▸ Work request
Select every line below containing the word "steem".

▸ Supplied records
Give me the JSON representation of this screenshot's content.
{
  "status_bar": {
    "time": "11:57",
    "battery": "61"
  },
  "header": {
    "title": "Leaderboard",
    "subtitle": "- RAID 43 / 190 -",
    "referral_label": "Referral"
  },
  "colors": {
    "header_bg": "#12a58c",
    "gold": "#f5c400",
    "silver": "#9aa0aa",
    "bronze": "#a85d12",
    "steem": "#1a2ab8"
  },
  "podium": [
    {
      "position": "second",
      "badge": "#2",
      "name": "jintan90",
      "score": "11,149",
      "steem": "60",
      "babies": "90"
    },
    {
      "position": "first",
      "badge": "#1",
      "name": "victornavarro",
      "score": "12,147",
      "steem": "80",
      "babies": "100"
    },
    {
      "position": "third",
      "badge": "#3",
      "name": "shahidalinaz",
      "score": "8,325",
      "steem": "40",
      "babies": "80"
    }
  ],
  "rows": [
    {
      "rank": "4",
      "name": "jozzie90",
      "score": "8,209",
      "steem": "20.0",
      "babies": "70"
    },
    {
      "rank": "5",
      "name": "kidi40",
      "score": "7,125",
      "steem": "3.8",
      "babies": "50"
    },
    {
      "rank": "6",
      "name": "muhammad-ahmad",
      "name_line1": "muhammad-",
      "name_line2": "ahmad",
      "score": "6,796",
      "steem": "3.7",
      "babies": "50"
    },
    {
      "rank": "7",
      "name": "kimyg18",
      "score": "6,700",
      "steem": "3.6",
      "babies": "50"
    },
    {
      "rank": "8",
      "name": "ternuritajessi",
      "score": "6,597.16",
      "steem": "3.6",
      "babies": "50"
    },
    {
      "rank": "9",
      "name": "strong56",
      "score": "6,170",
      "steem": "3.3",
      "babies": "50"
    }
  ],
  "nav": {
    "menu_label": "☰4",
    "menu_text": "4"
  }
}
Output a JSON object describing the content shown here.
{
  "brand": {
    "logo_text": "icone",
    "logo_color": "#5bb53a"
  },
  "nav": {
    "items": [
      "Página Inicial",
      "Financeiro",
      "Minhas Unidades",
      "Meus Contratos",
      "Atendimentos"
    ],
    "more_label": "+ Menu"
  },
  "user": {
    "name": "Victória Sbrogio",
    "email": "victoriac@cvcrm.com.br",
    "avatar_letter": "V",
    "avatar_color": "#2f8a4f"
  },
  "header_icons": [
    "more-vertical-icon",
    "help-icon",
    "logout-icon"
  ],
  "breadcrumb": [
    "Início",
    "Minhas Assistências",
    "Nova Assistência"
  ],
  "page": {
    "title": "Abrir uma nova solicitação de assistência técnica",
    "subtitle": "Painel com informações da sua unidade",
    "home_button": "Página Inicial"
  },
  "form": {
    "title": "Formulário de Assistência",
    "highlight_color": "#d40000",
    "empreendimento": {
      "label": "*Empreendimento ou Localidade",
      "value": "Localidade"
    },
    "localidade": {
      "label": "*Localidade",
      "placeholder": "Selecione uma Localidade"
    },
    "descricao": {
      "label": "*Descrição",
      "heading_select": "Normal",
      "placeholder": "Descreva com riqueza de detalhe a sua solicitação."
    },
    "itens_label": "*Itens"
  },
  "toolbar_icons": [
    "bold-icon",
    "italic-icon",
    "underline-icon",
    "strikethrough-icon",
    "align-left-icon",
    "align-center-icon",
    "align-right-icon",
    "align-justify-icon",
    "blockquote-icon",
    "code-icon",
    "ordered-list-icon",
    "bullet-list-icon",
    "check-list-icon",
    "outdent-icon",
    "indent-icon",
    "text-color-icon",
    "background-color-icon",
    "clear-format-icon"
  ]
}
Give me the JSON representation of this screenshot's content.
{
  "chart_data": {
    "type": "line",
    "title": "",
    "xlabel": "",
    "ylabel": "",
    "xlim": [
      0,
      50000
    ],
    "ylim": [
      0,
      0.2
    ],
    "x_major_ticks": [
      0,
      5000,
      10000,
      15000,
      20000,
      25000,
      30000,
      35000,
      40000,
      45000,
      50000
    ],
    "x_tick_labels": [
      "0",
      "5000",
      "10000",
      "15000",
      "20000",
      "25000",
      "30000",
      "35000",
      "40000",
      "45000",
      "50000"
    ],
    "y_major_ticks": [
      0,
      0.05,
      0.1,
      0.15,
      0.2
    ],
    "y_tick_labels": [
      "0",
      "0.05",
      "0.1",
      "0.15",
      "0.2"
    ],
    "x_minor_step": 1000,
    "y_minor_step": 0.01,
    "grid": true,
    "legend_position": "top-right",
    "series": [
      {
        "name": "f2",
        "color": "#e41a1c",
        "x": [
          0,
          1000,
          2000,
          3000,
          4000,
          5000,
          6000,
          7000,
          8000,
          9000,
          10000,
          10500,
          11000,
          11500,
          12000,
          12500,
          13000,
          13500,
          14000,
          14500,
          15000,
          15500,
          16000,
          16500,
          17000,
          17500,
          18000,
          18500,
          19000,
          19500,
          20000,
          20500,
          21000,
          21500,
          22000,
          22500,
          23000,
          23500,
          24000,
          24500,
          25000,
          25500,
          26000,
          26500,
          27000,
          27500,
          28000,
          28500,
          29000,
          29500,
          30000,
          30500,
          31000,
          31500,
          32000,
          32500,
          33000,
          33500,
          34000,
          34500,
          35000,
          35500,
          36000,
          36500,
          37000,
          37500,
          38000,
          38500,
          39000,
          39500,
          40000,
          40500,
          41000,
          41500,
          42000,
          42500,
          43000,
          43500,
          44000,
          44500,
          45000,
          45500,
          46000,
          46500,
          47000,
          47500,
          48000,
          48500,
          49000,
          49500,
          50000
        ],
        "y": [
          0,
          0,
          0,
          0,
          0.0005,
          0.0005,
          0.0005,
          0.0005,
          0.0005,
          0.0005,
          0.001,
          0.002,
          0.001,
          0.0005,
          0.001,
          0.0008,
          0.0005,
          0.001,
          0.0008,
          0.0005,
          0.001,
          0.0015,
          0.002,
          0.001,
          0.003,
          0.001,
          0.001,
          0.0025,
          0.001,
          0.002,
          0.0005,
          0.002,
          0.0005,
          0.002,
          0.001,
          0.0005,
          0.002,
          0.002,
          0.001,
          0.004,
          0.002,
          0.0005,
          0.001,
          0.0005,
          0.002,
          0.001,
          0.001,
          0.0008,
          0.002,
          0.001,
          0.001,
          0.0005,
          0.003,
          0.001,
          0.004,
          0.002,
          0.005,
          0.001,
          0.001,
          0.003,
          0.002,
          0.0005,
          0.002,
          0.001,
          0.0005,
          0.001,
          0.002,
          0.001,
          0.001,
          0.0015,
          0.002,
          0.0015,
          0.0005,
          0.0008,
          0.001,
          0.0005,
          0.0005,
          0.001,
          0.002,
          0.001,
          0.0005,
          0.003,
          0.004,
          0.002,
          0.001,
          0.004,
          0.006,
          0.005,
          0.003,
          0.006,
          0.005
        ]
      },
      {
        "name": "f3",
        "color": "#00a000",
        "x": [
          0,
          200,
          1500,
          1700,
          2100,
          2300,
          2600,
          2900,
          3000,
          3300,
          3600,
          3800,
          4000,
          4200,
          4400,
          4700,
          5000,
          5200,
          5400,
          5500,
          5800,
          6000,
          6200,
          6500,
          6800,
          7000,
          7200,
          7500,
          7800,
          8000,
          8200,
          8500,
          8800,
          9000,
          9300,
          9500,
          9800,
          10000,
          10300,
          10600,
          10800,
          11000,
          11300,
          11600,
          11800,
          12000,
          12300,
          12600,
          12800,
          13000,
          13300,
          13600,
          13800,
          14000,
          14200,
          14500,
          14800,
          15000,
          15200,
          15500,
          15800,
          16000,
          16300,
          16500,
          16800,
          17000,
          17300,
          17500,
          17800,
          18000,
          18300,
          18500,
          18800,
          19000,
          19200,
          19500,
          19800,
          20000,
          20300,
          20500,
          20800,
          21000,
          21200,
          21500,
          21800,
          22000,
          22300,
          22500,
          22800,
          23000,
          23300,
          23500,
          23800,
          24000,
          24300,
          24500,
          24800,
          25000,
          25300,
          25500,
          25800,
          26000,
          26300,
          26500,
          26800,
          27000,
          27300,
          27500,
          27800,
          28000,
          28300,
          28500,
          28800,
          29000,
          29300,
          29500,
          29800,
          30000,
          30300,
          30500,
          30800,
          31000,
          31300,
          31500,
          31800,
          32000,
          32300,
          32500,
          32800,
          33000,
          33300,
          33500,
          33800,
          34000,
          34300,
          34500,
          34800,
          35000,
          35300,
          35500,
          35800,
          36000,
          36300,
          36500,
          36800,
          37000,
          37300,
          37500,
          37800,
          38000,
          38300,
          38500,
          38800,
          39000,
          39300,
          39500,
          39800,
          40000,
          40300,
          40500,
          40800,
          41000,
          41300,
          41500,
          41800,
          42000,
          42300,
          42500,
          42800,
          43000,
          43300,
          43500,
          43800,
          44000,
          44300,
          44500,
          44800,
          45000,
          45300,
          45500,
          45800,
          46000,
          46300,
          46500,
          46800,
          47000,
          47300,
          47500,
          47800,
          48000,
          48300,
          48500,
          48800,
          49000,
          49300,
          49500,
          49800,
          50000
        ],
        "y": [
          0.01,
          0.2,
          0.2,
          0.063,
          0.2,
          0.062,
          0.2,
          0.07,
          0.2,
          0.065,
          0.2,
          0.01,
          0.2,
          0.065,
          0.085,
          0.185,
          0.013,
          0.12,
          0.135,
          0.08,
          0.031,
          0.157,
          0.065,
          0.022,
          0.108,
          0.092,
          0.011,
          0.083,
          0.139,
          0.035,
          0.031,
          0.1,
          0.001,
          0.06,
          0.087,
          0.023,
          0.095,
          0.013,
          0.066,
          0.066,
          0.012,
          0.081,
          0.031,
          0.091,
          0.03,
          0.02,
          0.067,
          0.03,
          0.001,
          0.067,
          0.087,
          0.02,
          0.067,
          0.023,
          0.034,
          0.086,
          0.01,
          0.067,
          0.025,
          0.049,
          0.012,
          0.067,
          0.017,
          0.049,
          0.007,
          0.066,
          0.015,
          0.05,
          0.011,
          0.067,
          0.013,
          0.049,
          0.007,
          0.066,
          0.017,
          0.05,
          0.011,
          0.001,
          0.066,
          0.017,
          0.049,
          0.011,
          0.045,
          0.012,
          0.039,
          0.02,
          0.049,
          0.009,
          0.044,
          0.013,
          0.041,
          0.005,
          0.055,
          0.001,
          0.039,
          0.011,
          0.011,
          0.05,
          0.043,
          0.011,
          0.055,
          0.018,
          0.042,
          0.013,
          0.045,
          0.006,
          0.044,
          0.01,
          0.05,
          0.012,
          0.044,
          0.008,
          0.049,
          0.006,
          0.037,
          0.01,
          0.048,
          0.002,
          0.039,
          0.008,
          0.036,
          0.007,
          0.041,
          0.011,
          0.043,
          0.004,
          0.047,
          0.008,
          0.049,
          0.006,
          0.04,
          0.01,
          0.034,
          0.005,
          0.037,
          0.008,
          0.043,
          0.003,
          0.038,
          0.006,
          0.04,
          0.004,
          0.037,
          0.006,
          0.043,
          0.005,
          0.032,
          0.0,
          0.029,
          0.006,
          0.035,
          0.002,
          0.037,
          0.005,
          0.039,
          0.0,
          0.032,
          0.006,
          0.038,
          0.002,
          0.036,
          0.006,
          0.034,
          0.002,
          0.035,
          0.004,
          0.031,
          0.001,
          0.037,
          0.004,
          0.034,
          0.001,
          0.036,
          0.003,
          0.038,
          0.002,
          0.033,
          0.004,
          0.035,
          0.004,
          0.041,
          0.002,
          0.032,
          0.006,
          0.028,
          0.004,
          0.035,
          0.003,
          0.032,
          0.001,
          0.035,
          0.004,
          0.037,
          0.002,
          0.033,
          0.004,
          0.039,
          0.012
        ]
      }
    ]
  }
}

▸ Task answer
    "steem": "#1a2ab8"
      "steem": "60",
      "steem": "80",
      "steem": "40",
      "steem": "20.0",
      "steem": "3.8",
      "steem": "3.7",
      "steem": "3.6",
      "steem": "3.6",
      "steem": "3.3",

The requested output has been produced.